Looking for something light to counteract this harsh reality? Turn to Jasmine Guillory, a novelist who has produced five delicious novels in two years, each one better than the other. They all feature black female protagonists and are incredibly addictive.
This spring, I snuggled up to his fourth novel, royal holidays. Inspired by our own princess Meghan Markle’s mother, the story centers on Vivian Forrest, a social worker in her fifties who follows her designer daughter to England and finds herself swept away by the Queen’s right-hand man, Malcolm. Guillory’s last, Group of two, was released on June 23.
A one-way trip from Earth
After lifting my spirits with the romance, I turned to a good old-fashioned fantasy escape. i ran through by Tomi Adeyemi Children of Blood and Bones and I have already ordered the sequel. This series is filled with the kind of magic and mystery that I would have killed to have in my preteen years.
Children of Blood and Bones follows Zélie Adebola as she travels the kingdom of Orïsha to restore magic and fight against the savage reign of King Saran, and tackles themes of fate, colorism and prejudice.
Surrendering to this story before going to bed every night helped me reconnect with hope and reminded me that even now there is magic to be found if we are willing to search hard enough. . Next up for me is NK Jemisin’s new sci-fi adventure The city we have become.
Looking back (through history)
If you are unfamiliar with Brit Bennett, click on her now and order her latest novel, The evanescent half. After his marvelous debut as an adult, The mothers, Bennett returns with a gorgeous story spanning five decades in the lives of twin sisters – one who secretly passes for white and the other who doesn’t.
After devouring Bennett’s book, I was hungry for more historical fiction and turned to James McBride’s latest, Deacon King Kong , to fill this gap. The last choice of Oprah’s book club, this is sure to be one of the biggest books of the summer.
To end this list, there is another author that I like, Yaa Gyasi. His amazing beginnings, Back home, traces the legacy of two sisters in 18th century Ghana. One sister is sold to the Gold Coast slave trade and the other marries an Englishman. Her second novel, transcendent realm, comes out this fall.
Coming of age (queer)
All Black lives matter, and so do all black stories; be sure to take the opportunity to read the works of our black LGBTQ writers.
by Brandon Taylor Real life is yet another first novel that brings me comfort right now. The story follows Wallace, a queer black man from Alabama, as he navigates his Midwestern college town. I was looking forward to getting my hands on this book and wish I could read it again for the first time. The next LGBTQ book on my radar is The death of Vivek Oji by Akwaeke Emezi, which debuts in August.

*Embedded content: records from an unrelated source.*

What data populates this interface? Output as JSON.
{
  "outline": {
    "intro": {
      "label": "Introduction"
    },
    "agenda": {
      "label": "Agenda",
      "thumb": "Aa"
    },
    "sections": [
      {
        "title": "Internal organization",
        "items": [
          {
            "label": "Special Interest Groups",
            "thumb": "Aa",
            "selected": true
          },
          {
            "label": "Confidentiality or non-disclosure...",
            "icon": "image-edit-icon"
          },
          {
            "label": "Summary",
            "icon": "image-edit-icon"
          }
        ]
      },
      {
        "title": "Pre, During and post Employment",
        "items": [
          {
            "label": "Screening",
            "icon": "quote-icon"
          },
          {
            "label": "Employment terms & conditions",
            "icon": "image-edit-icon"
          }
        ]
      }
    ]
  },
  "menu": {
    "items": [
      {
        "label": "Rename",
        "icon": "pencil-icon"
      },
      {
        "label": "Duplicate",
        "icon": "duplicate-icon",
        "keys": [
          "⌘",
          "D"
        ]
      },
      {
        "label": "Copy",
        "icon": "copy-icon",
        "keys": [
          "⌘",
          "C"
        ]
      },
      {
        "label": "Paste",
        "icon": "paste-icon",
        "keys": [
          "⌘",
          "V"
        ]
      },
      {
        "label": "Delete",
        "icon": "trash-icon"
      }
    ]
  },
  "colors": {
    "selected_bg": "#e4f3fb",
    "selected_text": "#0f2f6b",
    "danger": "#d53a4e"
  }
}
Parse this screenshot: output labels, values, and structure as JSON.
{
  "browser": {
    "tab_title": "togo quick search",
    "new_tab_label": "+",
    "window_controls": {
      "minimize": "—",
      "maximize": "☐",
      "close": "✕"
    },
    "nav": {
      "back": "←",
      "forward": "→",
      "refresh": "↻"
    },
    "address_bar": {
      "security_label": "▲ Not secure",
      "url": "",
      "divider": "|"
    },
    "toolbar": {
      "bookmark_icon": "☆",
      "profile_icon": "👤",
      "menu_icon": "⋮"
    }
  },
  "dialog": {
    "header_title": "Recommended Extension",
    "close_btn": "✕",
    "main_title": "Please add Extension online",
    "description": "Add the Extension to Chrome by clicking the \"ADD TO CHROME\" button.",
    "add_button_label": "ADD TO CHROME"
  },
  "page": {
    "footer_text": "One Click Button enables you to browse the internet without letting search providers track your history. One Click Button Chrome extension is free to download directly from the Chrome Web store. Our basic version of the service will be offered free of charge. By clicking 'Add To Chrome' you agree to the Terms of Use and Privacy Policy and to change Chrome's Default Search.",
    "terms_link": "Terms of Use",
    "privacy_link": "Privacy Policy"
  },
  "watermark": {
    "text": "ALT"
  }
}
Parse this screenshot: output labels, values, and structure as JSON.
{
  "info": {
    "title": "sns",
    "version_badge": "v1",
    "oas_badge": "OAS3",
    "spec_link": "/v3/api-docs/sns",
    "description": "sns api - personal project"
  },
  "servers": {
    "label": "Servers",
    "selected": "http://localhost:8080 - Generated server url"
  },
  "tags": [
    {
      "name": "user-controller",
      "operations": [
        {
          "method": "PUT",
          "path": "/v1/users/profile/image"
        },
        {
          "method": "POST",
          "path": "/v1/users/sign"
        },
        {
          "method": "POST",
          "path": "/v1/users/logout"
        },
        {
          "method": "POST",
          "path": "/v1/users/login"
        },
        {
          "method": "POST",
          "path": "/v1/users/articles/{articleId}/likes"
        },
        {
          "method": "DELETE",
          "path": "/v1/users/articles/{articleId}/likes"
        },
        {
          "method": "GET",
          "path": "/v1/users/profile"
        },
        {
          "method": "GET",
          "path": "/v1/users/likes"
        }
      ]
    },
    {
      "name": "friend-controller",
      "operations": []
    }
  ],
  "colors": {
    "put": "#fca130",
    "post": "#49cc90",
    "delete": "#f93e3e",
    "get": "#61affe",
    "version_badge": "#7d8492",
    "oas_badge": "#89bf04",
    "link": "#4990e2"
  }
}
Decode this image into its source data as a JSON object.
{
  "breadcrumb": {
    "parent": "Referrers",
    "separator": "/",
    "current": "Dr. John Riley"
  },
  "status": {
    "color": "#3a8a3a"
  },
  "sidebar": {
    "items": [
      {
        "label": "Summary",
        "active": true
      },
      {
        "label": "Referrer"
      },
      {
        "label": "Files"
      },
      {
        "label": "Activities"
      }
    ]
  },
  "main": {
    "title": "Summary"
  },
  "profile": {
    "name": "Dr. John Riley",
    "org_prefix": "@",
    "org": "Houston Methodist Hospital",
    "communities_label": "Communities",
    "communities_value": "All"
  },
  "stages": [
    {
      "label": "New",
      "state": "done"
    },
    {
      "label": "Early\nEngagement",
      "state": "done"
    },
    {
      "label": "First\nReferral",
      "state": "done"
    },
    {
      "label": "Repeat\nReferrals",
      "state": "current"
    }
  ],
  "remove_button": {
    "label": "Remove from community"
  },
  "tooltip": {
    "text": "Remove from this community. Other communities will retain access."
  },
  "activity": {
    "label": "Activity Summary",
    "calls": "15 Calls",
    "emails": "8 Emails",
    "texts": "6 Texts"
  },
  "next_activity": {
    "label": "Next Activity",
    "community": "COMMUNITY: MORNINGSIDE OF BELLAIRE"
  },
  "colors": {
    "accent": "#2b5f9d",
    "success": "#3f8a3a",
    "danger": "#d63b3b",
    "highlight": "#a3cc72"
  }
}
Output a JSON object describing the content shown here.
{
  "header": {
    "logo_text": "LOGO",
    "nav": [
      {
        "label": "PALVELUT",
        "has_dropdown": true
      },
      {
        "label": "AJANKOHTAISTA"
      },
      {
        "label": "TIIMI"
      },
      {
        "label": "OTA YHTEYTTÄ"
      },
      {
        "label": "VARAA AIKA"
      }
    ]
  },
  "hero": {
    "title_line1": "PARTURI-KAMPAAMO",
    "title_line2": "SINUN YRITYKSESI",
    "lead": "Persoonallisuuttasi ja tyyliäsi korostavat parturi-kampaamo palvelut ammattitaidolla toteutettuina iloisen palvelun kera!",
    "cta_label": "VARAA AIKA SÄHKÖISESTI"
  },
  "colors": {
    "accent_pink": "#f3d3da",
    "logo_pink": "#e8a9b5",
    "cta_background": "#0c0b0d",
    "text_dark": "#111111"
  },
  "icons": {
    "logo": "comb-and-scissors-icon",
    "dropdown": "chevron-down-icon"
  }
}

Reading is simply a must for me. It provides balance and keeps me sane. Fiction illuminates what lies deep within us, forcing us to consider our own humanity at the turn of each page, to dig deep into what connects us and, more importantly, what separates us. Take the time to read black fiction. It will do you good.
(Editor’s Note: This is a condensed version of an article recently published on Rewiring.)